● Records supplied

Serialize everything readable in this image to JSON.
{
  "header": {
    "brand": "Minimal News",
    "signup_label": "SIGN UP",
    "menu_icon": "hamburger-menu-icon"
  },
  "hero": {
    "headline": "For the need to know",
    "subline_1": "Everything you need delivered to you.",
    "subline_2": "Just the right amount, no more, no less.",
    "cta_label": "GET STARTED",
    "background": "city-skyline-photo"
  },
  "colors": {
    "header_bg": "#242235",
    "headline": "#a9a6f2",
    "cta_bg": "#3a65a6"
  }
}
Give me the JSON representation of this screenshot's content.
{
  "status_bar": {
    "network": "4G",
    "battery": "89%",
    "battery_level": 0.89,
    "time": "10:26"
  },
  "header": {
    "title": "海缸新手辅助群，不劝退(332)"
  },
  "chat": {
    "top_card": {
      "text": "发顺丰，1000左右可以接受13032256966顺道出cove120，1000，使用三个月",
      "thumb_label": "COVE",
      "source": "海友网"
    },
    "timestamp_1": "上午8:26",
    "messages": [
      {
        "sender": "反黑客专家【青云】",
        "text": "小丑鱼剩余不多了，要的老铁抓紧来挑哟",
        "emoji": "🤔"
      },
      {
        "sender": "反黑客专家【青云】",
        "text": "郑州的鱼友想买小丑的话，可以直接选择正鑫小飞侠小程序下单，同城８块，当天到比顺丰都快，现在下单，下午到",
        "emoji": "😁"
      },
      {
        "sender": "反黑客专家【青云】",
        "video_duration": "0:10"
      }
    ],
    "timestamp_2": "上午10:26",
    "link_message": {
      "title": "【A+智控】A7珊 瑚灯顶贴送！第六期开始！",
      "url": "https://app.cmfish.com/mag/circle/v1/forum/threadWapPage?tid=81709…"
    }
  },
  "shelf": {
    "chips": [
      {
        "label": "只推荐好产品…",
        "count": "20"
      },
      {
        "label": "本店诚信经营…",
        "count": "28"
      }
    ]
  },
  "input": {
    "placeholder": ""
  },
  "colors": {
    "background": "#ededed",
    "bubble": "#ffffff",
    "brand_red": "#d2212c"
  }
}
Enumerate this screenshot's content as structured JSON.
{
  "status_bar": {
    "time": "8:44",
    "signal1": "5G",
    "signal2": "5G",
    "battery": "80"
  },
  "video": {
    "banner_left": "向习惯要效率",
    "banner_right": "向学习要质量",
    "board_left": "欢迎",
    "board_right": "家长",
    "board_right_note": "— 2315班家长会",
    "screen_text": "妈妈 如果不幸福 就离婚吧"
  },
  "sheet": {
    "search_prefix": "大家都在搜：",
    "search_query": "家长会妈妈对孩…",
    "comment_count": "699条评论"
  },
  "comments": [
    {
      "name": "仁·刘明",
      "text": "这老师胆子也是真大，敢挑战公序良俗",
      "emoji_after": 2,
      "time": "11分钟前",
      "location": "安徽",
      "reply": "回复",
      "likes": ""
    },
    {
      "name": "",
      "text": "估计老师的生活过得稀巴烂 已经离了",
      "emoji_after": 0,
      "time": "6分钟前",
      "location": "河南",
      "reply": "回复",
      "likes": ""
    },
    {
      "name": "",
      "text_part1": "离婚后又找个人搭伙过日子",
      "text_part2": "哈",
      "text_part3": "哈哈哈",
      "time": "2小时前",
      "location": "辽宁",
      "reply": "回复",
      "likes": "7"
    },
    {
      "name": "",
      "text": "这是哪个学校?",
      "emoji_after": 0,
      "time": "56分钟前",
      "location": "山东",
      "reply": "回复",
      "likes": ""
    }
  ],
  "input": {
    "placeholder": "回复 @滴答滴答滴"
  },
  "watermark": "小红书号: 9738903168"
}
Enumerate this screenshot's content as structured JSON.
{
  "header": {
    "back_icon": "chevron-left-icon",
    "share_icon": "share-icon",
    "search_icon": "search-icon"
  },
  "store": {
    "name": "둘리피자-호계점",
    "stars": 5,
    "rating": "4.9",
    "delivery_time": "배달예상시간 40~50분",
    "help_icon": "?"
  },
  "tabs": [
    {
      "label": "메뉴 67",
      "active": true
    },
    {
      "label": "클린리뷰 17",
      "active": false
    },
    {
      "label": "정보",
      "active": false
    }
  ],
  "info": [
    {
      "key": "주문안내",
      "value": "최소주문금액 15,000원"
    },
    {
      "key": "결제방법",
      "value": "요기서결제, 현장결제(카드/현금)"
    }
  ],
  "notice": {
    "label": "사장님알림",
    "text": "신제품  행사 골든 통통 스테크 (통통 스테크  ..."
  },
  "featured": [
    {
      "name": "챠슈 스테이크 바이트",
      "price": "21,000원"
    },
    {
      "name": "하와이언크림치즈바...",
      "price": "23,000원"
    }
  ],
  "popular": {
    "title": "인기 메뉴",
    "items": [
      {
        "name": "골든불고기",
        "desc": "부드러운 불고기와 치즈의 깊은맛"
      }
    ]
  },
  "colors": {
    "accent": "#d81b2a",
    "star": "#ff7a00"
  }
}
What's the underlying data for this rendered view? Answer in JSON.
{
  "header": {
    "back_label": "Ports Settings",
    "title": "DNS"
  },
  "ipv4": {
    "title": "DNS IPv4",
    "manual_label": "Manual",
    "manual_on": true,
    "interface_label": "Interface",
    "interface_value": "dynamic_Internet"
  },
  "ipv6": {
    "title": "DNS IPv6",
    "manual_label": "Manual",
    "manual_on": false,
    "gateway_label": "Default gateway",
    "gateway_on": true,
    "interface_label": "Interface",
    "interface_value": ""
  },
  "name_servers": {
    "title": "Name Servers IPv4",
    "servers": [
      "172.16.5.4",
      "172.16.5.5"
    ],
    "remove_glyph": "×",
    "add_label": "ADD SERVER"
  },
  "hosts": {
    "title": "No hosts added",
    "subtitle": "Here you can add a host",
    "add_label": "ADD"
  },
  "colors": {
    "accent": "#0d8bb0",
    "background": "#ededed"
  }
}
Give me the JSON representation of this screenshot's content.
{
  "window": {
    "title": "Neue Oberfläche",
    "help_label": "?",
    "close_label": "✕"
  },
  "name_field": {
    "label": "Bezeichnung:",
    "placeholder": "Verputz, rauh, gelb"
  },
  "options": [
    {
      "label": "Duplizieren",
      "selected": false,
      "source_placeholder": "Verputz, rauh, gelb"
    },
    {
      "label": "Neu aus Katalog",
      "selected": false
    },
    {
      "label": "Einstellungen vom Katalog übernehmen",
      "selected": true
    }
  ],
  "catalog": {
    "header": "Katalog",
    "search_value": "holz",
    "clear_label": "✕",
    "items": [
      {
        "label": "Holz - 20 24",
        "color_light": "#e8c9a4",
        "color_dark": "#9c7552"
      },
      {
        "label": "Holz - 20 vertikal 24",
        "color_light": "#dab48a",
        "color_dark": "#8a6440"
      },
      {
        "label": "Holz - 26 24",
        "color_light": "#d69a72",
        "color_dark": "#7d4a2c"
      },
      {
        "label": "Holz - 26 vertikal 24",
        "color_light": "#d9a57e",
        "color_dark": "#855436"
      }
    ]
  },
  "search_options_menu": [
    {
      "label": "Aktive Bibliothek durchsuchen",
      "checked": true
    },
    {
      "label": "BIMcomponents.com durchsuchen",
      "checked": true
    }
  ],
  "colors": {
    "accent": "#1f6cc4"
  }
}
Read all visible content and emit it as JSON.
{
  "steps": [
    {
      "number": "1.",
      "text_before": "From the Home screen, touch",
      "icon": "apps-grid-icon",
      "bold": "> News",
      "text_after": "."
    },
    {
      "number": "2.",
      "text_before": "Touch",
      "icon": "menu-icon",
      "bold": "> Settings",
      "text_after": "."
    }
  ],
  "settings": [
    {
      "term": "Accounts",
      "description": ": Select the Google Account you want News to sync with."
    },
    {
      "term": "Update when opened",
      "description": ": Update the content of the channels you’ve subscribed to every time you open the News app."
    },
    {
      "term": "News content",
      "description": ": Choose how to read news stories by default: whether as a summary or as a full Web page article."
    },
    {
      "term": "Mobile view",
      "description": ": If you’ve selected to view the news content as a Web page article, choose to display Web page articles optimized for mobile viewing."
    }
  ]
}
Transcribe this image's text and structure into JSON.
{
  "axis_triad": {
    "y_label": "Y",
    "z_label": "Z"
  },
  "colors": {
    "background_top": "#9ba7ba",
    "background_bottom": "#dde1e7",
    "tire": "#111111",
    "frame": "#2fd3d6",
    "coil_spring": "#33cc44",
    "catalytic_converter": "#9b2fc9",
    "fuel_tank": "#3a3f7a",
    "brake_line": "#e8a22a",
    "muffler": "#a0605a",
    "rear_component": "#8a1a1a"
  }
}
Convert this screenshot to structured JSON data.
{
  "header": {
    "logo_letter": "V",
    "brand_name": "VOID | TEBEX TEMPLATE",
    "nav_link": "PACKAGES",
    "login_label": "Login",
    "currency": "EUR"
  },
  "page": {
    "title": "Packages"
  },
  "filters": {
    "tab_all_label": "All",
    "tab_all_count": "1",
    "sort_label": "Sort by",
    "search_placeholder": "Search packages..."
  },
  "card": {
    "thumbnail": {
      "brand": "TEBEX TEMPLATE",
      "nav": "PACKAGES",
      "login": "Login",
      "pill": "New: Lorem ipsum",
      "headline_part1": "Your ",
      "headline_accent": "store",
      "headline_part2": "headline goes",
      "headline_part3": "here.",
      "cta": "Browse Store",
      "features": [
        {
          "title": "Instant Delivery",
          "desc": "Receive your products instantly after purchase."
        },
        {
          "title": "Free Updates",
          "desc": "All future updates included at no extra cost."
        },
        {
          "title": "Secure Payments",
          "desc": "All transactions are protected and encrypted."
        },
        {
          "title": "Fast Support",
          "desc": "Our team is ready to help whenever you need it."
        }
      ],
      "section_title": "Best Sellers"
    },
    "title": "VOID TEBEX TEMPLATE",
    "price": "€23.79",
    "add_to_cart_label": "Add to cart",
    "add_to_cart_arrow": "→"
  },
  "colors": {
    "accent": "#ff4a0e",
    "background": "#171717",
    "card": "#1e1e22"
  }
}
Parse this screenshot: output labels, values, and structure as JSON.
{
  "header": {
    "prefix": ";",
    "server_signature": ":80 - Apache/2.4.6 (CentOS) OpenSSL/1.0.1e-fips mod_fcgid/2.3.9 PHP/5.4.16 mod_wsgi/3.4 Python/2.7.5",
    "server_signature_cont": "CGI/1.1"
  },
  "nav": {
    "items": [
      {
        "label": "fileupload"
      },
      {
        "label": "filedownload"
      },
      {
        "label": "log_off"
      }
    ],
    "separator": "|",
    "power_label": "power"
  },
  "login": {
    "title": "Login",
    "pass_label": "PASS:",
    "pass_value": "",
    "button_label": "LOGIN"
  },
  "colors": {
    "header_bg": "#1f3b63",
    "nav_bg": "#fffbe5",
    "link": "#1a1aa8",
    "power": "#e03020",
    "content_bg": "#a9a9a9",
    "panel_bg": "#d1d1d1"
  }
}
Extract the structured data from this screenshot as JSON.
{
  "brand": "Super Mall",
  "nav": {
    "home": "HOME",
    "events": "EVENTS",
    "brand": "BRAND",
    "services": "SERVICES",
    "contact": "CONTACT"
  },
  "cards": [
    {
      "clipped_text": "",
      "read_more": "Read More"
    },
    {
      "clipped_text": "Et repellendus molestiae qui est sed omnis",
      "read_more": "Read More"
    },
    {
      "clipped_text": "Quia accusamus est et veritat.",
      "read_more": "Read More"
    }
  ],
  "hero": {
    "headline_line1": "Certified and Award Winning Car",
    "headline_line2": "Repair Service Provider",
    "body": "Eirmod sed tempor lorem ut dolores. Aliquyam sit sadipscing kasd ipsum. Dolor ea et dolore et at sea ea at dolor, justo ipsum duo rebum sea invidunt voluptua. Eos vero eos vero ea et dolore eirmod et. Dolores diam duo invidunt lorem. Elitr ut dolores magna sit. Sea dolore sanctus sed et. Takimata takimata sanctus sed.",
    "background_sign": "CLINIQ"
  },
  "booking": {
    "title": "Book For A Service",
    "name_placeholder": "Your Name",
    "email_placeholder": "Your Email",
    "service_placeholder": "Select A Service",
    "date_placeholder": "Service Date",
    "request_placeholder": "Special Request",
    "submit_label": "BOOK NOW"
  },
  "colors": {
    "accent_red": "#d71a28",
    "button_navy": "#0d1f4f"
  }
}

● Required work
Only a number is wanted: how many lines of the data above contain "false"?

● Task response
5